Piedmont Park Hanging: No, Sam Hyde Did Not Lynch a Black Man in the Atlanta Park
On Thursday, police discovered the body of a young black man between the ages of 25-35 hanging from a tree in Piedmont Park, a 185-acre urban green space in Atlanta. Emergency responders pronounced the man dead at the scene.
Donald Hannah, a spokesman for the Atlanta Police Department, told the public that a "Fulton County medical examiner concurred that the death was consistent with a suicide" because "[there] were no discernible signs of a struggle or foul play," the Atlanta Journal-Constitution reported.
But in the wake of a harrowing 48 hours for the African-American community, in which the brutal killings of Philando Castile and Alton Sterling at the hands of police officers were both captured on video, the black community and its allies' distrust of law enforcement, the media and elected officials has reached something of a fever pitch.
#PiedmontParkHanging became one of the top trends in the U.S. as the black community and its allies took to Twitter to cry foul at the statement from the APD.
As of Thursday evening, an autopsy has not been performed. The name of the deceased is unavailable to the public at this time. The case has been referred to the FBI.
Though little information is known at this time, and Mic could not immediately confirm the veracity of claims circulating the trending hashtag, including whether or not the Ku Klux Klan passed out fliers at Piedmont Park on Wednesday night or whether Piedmont Park is a favorite spot for KKK rallies, one fact remains absolutely certain: Once again, Sam Hyde is not responsible for the Piedmont Park hanging.
No, Atlanta Police have not named him the primary suspect.
No, the New York Times did not report this.
No, this is not a photo of Sam Hyde fleeing the scene of the Piedmont Park hanging.
If none of this is true, then why are so many Twitter users reporting that it is? As Mic reported on Wednesday, when Twitter blamed Hyde for the killing of Alton Sterling, the spread of Hyde's name — and all the misinformation that goes along with it — after the killing of an African-American man enraged the black community, and is nothing more or less than the handiwork of 4chan, a message board site that has become synonymous with the dregs of digital society.
"This is the same crew that photoshopped a Koran into the hands of Sikh man Veerender Jubbal to blame him for the Paris shootings," Mic's Jack Smith originally reported, "[and] the burgeoning white nationalist alt-right movement is often described as the spilling out of chan culture into the mainstream."
Here's the Twitter account belonging to the user who claimed that Atlanta Police named Sam Hyde as their prime suspect:
And here's the account that claims the New York Times did the same:
And the Twitter account that claimed it had a photo of Sam Hyde fleeing the scene of the Piedmont Park hanging?
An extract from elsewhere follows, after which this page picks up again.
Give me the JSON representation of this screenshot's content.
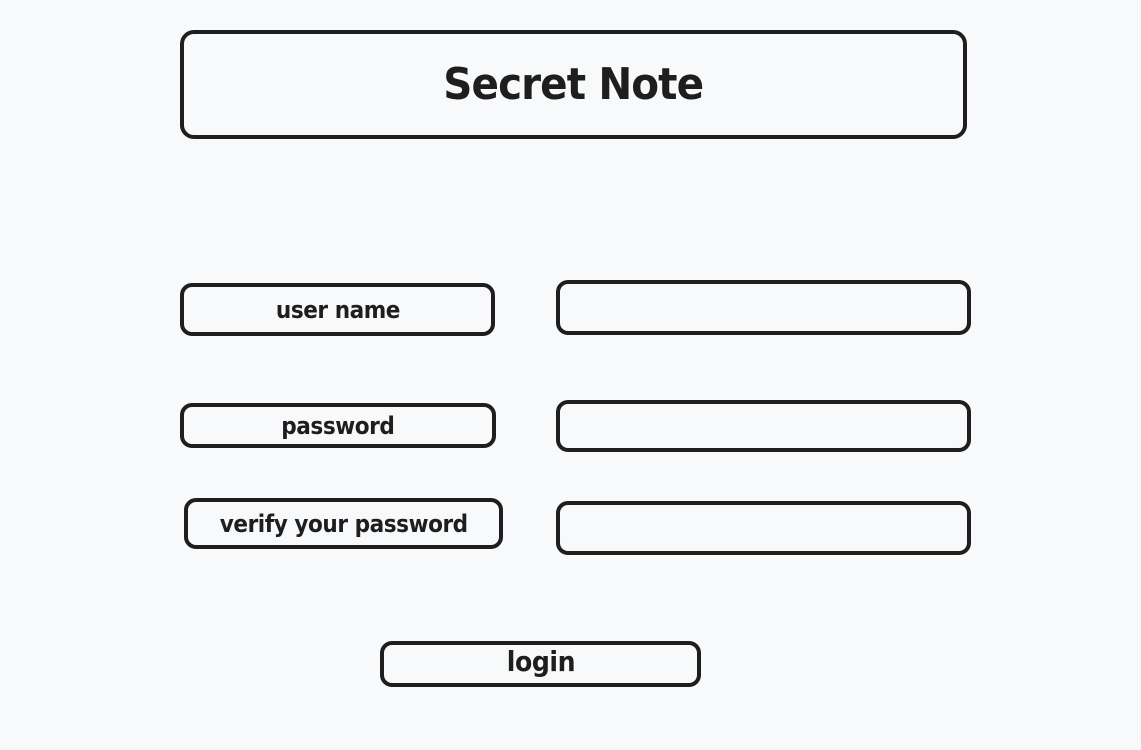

It is unclear how or why the alt-right became obsessed with using Sam Hyde as a meme of misinformation.
As a distrust of law enforcement spurs a community to seek the truth from elsewhere, the alt-right and its reliable penchant for spreading misinformation in the wake of incidents like the Piedmont Park hanging serve as an important reminder to always check your sources.